> [PROBLEM DESCRIPTION]:
List each line of the data that holds the word "label".
[[ RECORDS SHOWN open ]]
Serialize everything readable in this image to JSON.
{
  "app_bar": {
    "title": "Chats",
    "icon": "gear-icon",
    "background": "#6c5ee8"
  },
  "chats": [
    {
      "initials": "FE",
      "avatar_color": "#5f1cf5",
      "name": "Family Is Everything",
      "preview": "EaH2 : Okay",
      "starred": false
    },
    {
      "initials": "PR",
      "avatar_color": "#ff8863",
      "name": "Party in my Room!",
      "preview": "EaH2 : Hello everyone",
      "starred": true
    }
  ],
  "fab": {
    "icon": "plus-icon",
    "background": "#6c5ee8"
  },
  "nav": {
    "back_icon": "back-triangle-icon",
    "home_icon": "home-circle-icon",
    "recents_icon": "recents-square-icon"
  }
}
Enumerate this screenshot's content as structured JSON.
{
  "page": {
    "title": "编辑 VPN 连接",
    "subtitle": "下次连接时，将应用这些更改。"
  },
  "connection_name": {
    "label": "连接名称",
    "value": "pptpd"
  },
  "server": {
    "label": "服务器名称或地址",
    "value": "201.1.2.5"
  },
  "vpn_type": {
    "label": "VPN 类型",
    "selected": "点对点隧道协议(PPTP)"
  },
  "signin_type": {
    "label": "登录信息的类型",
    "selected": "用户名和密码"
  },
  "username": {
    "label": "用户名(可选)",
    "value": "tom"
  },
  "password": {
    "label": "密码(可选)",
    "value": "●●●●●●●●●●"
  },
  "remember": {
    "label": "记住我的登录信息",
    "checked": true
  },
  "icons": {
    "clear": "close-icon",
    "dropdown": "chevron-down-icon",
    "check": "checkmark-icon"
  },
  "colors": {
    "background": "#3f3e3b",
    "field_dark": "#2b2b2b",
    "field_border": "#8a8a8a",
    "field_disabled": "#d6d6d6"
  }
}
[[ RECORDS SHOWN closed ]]
> [ANSWER SECTION]:
    "label": "连接名称",
    "label": "服务器名称或地址",
    "label": "VPN 类型",
    "label": "登录信息的类型",
    "label": "用户名(可选)",
    "label": "密码(可选)",
    "label": "记住我的登录信息",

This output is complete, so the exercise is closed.